In a town hall last week, President Obama remarked that "the continuing decline in the housing market is something that hasn't bottomed out as quickly as we expected." So what's he planning to do about it? The Wall Street Journal reported Monday that the White House may have "taxpayer-owned mortgage giants Fannie Mae and Freddie Mac relax their rules for loans to investors" as one way to tackle the housing slump.
For those with short memories, Fannie, Freddie, and government policies aimed at making it easier for people to purchase homes is how the housing market wound up in its current state. And that state isn't a pretty one. In the years since housing prices peaked in the second quarter of 2007, the value of household real estate has fallen by about $6.6 trillion—30 percent—and it continues to fall.
Housing and Urban Development Secretary Shaun Donovan takes a positive view of the market, claiming, "It's very unlikely that we will see a significant further decline." Not so fast. Bloomberg Businessweek reports today that analysts like Doug Ramsey of Minneapolis investment firm Leuthold Group take a dimmer view:
The Dow took 35 years to return to pre-crash levels. The Nikkei trades at less than a third of where it peaked 22 years ago. 'The housing decline,' he says, 'will be a long, multiyear process, and the multiplier effect across the economy will be enormous.'
How can we get back on course? The Heritage Foundation's David John writes in a new paper that "real recovery is not likely until both Fannie Mae and Freddie Mac are replaced by a new housing finance system that does not include government distortions of the market."
In his paper, John explains the evolution of Fannie and Freddie—what he calls "two stories of government programs gone wrong." Congress used the entities' special status as government-sponsored enterprises to require them to meet affordable housing goals by issuing mortgages to lower-income and moderate-income homeowners. That policy, combined with Fannie and Freddie's involvement in investing in and issuing mortgage-backed securities (including subprime mortgages), the housing market's collapse, the entities' resulting financial hardship, and the government's move to take Fannie and Freddie into conservatorship, led to a housing market nightmare.
John says that's not a road America should go down again, and he lays out a detailed course for how Washington can gradually end Fannie and Freddie while avoiding the disruption of the housing market’s slow recovery:

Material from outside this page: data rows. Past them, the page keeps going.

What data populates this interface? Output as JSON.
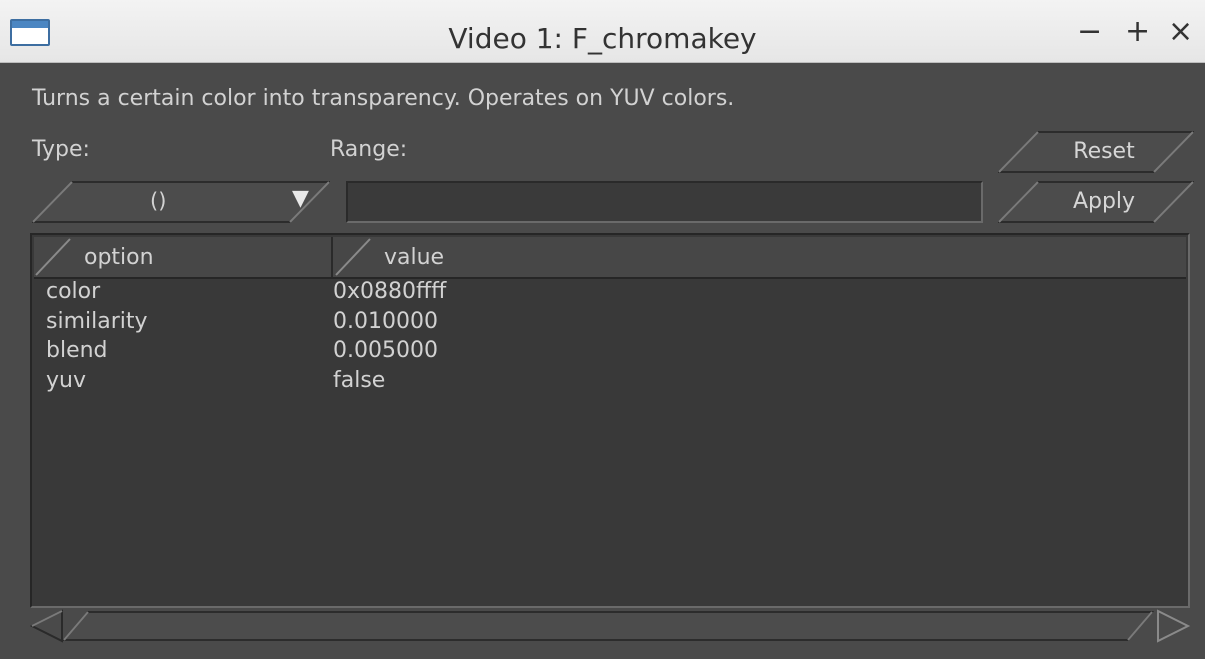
{
  "window": {
    "title": "Video 1: F_chromakey",
    "minimize": "−",
    "maximize": "+",
    "close": "×"
  },
  "description": "Turns a certain color into transparency. Operates on YUV colors.",
  "labels": {
    "type": "Type:",
    "range": "Range:"
  },
  "type_select": {
    "value": "()"
  },
  "range_input": {
    "value": ""
  },
  "buttons": {
    "reset": "Reset",
    "apply": "Apply"
  },
  "table": {
    "columns": [
      "option",
      "value"
    ],
    "rows": [
      {
        "option": "color",
        "value": "0x0880ffff"
      },
      {
        "option": "similarity",
        "value": "0.010000"
      },
      {
        "option": "blend",
        "value": "0.005000"
      },
      {
        "option": "yuv",
        "value": "false"
      }
    ]
  }
}
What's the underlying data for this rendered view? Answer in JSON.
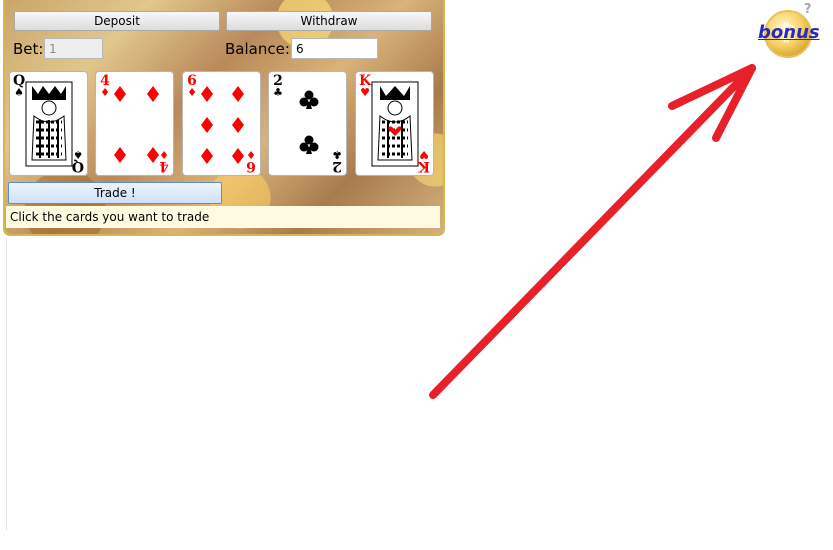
{
  "toolbar": {
    "deposit_label": "Deposit",
    "withdraw_label": "Withdraw"
  },
  "bet": {
    "label": "Bet:",
    "value": "1"
  },
  "balance": {
    "label": "Balance:",
    "value": "6"
  },
  "cards": [
    {
      "rank": "Q",
      "suit": "♠",
      "color": "#000000"
    },
    {
      "rank": "4",
      "suit": "♦",
      "color": "#ff0000"
    },
    {
      "rank": "6",
      "suit": "♦",
      "color": "#ff0000"
    },
    {
      "rank": "2",
      "suit": "♣",
      "color": "#000000"
    },
    {
      "rank": "K",
      "suit": "♥",
      "color": "#ff0000"
    }
  ],
  "trade": {
    "label": "Trade !"
  },
  "status": {
    "message": "Click the cards you want to trade"
  },
  "bonus": {
    "label": "bonus",
    "help": "?"
  },
  "colors": {
    "arrow": "#e8202a",
    "panel_border": "#d7b64f",
    "link": "#2b2bb8"
  }
}
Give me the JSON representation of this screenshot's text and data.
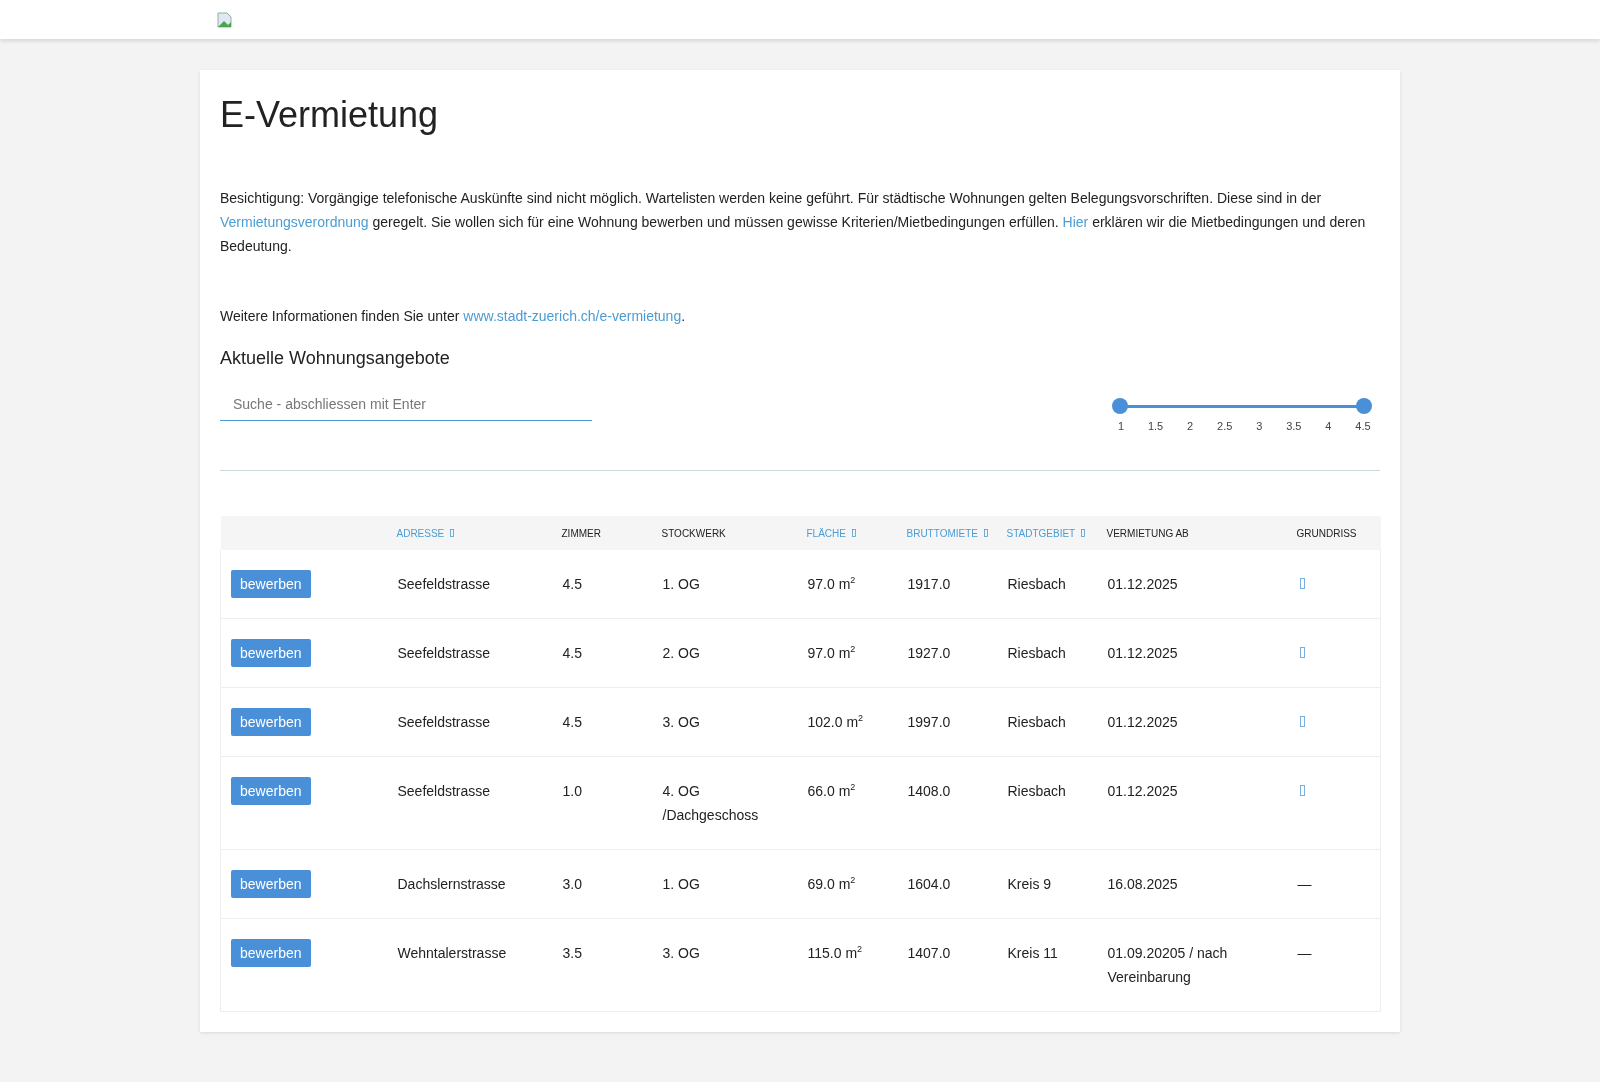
{
  "page": {
    "title": "E-Vermietung",
    "intro": "Besichtigung: Vorgängige telefonische Auskünfte sind nicht möglich. Wartelisten werden keine geführt. Für städtische Wohnungen gelten Belegungsvorschriften. Diese sind in der ",
    "intro_link_1": "Vermietungsverordnung",
    "intro_mid": " geregelt. Sie wollen sich für eine Wohnung bewerben und müssen gewisse Kriterien/Mietbedingungen erfüllen. ",
    "intro_link_2": "Hier",
    "intro_end": " erklären wir die Mietbedingungen und deren Bedeutung.",
    "info": "Weitere Informationen finden Sie unter ",
    "info_link": "www.stadt-zuerich.ch/e-vermietung",
    "info_end": ".",
    "section_title": "Aktuelle Wohnungsangebote"
  },
  "search": {
    "placeholder": "Suche - abschliessen mit Enter"
  },
  "slider": {
    "thumbs": [
      {
        "level": 0
      },
      {
        "level": 1
      }
    ],
    "ticks": [
      "1",
      "1.5",
      "2",
      "2.5",
      "3",
      "3.5",
      "4",
      "4.5"
    ]
  },
  "table": {
    "columns": [
      {
        "label": "ADRESSE",
        "sortable": true
      },
      {
        "label": "ZIMMER",
        "sortable": false
      },
      {
        "label": "STOCKWERK",
        "sortable": false
      },
      {
        "label": "FLÄCHE",
        "sortable": true
      },
      {
        "label": "BRUTTOMIETE",
        "sortable": true
      },
      {
        "label": "STADTGEBIET",
        "sortable": true
      },
      {
        "label": "VERMIETUNG AB",
        "sortable": false
      },
      {
        "label": "GRUNDRISS",
        "sortable": false
      }
    ],
    "rows": [
      {
        "action": "bewerben",
        "address": "Seefeldstrasse",
        "rooms": "4.5",
        "floor": "1. OG",
        "area": "97.0 m$^{2}$",
        "rent": "1917.0",
        "district": "Riesbach",
        "available": "01.12.2025",
        "plan": {
          "kind": "icon"
        }
      },
      {
        "action": "bewerben",
        "address": "Seefeldstrasse",
        "rooms": "4.5",
        "floor": "2. OG",
        "area": "97.0 m$^{2}$",
        "rent": "1927.0",
        "district": "Riesbach",
        "available": "01.12.2025",
        "plan": {
          "kind": "icon"
        }
      },
      {
        "action": "bewerben",
        "address": "Seefeldstrasse",
        "rooms": "4.5",
        "floor": "3. OG",
        "area": "102.0 m$^{2}$",
        "rent": "1997.0",
        "district": "Riesbach",
        "available": "01.12.2025",
        "plan": {
          "kind": "icon"
        }
      },
      {
        "action": "bewerben",
        "address": "Seefeldstrasse",
        "rooms": "1.0",
        "floor": "4. OG /Dachgeschoss",
        "area": "66.0 m$^{2}$",
        "rent": "1408.0",
        "district": "Riesbach",
        "available": "01.12.2025",
        "plan": {
          "kind": "icon"
        }
      },
      {
        "action": "bewerben",
        "address": "Dachslernstrasse",
        "rooms": "3.0",
        "floor": "1. OG",
        "area": "69.0 m$^{2}$",
        "rent": "1604.0",
        "district": "Kreis 9",
        "available": "16.08.2025",
        "plan": {
          "kind": "text",
          "text": "—"
        }
      },
      {
        "action": "bewerben",
        "address": "Wehntalerstrasse",
        "rooms": "3.5",
        "floor": "3. OG",
        "area": "115.0 m$^{2}$",
        "rent": "1407.0",
        "district": "Kreis 11",
        "available": "01.09.20205 / nach Vereinbarung",
        "plan": {
          "kind": "text",
          "text": "—"
        }
      }
    ]
  }
}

As the crash of 2008 showed, the old structure of housing finance was a spectacular and expensive failure. Allowing it to remain in place—or, even worse, recreating it—is the very last thing that homeowners or taxpayers need to bequeath to future generations. Instead, both legislators and the Obama Administration should work to structure a mortgage-finance system based in the private sector that has the flexibility to meet market needs while ensuring that mortgages still meet strict underwriting standards and protecting consumers from predatory lending practices.
Yes, America's housing market is a problem. But the answer certainly is not recycling failed policies of the past. Creating Fannie and Freddie was a mistake. Now is the time to eliminate them.